CLEVELAND, Tenn. - A shift in school bus routes involving five elementary schools was approved Thursday by the Bradley County school board to make room for students from Blue Springs Elementary.
Blue Springs was damaged by the April 27 tornadoes so badly that the building was deemed unsafe by county building inspectors, said County Schools Director Johnny McDaniel. Warning signs have been posted and the door locks changed.
The board-approved plan moves 89 children from Blue Springs to Black Fox Elementary, and 46 students will be assigned to bus routes going to Prospect Elementary. Another 109 Blue Springs children will shift to Waterville Community Elementary. From Waterville, 39 students will be shifted to Oak Grove Elementary and 30 to Taylor Elementary.
"We would like to do something different, but this is what we have to do," board Chairman Troy Weathers said.
Board member Vicki Beaty cast the only "no" vote. She explained later she wanted more parent opinion, including from the affected schools other than Blue Springs.
Parents of Blue Springs students being moved around to different schools are still free to apply to out-of-zone schools and be accepted if there is room, board members said. But out-of-zone families must provide their own transportation.
At some point in the storms, a portion of the roof at Blue Springs and its old-fashioned concrete trusses lifted up and cracked, McDaniel said, allowing a wall to move. School board members saw a pine tree, partially inside and partially outside the school cafeteria, during a recent visit.
Weathers told residents attending the board session that places must be found for the children before school begins in August.

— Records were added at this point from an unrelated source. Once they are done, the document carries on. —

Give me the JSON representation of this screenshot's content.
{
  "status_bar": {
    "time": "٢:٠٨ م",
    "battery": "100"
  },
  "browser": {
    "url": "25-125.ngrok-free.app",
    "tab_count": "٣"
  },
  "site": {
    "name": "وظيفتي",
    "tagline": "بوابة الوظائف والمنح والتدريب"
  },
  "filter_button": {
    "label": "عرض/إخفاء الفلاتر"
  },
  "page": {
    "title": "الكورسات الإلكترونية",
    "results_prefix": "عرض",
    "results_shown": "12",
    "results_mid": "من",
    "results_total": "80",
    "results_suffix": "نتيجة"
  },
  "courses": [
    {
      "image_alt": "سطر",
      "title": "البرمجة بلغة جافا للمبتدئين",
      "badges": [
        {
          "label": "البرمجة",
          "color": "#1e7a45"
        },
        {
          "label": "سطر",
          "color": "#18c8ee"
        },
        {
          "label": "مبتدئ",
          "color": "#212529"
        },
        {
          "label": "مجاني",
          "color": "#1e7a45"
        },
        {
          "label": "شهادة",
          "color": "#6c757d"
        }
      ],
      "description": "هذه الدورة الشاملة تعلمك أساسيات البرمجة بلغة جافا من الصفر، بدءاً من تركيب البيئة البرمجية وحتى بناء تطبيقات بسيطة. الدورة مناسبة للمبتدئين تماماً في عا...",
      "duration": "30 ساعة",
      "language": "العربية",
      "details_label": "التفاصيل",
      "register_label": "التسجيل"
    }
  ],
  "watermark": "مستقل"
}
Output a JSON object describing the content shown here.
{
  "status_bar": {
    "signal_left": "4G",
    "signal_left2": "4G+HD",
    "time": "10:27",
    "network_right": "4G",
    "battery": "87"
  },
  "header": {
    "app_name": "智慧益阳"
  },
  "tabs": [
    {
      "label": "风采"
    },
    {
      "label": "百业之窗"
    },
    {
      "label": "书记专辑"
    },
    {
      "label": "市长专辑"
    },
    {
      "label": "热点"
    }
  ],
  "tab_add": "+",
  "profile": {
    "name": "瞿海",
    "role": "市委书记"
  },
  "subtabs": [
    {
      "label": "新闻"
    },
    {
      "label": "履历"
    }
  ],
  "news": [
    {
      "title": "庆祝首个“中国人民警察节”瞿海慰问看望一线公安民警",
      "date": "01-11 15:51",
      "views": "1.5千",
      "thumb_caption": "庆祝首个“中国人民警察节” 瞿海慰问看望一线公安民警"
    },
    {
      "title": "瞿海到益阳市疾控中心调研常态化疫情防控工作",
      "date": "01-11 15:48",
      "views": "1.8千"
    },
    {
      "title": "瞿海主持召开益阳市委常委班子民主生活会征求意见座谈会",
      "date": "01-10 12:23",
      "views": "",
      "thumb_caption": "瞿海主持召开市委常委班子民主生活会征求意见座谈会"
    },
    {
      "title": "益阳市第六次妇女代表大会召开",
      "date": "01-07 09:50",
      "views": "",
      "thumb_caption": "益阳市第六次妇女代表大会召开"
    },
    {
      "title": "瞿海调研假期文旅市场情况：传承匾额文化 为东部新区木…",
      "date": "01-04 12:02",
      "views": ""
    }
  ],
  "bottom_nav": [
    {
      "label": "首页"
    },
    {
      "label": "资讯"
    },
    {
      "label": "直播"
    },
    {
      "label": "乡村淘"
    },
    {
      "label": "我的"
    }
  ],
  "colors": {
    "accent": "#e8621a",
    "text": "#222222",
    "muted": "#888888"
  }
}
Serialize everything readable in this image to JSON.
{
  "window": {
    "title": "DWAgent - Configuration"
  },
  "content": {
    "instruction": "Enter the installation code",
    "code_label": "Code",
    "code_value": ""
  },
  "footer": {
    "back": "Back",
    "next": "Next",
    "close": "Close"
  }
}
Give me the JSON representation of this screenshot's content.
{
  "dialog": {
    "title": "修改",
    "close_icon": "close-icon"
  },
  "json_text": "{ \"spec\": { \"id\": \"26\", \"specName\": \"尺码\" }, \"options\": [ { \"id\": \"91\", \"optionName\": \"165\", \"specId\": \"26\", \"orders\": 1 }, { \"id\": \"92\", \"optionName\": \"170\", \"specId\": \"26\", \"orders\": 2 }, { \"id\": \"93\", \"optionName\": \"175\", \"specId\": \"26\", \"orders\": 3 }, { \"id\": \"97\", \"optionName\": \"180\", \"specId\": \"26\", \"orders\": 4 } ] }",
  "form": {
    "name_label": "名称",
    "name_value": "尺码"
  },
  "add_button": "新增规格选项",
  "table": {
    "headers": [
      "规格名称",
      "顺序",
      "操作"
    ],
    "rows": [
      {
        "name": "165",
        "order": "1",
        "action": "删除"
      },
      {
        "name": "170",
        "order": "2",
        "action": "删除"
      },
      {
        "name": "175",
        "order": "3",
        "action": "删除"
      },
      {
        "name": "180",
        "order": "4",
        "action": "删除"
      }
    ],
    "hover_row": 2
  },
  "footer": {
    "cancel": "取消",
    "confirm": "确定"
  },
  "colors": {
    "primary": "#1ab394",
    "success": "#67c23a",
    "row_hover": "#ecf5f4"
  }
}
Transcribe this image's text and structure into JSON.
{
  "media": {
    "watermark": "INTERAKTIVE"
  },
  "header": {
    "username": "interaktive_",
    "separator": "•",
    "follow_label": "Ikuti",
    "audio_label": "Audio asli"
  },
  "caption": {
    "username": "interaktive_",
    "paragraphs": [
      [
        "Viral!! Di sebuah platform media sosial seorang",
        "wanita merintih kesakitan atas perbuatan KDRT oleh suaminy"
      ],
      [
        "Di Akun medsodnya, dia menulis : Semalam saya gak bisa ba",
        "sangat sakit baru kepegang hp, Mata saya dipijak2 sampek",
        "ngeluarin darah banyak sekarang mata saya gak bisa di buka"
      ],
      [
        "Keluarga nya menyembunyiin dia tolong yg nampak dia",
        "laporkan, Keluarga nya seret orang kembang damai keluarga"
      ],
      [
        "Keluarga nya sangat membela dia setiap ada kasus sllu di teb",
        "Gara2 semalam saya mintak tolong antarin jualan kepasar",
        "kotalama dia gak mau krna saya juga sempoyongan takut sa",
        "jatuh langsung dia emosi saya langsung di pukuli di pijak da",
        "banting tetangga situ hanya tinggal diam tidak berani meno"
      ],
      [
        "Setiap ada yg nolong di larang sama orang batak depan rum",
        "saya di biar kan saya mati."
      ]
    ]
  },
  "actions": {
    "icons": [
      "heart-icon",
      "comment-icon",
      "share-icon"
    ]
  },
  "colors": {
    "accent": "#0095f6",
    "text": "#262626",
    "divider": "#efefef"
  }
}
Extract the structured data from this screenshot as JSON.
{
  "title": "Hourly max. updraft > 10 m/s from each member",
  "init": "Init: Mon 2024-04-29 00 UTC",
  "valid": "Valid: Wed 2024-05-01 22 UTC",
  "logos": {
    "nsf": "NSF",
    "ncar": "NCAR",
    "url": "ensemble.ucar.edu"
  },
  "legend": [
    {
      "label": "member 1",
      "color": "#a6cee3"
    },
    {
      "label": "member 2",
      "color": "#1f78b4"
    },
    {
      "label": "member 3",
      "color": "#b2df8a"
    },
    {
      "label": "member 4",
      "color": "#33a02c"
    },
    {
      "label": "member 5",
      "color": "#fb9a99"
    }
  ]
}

But the students cannot be kept together in one place and meet numerous state laws regarding school buildings.
"Everything changed for southern Bradley County on April 27," McDaniel said.
The board also authorized McDaniel to negotiate the possible purchase of 20 acres on Blue Springs Road for a new school.
Weathers said the board will revisit its future building plans now with the County Commission.
Michigan Avenue Elementary also was severely damaged by storms, but it will be ready for students next school year, McDaniel said. The school system's insurance company, plus Kaatz Binkley Architects and Tri-Con Construction, are working out the details.
Because it is an emergency and the companies will be paid directly by the insurance, competitive bidding was not needed, McDaniel said.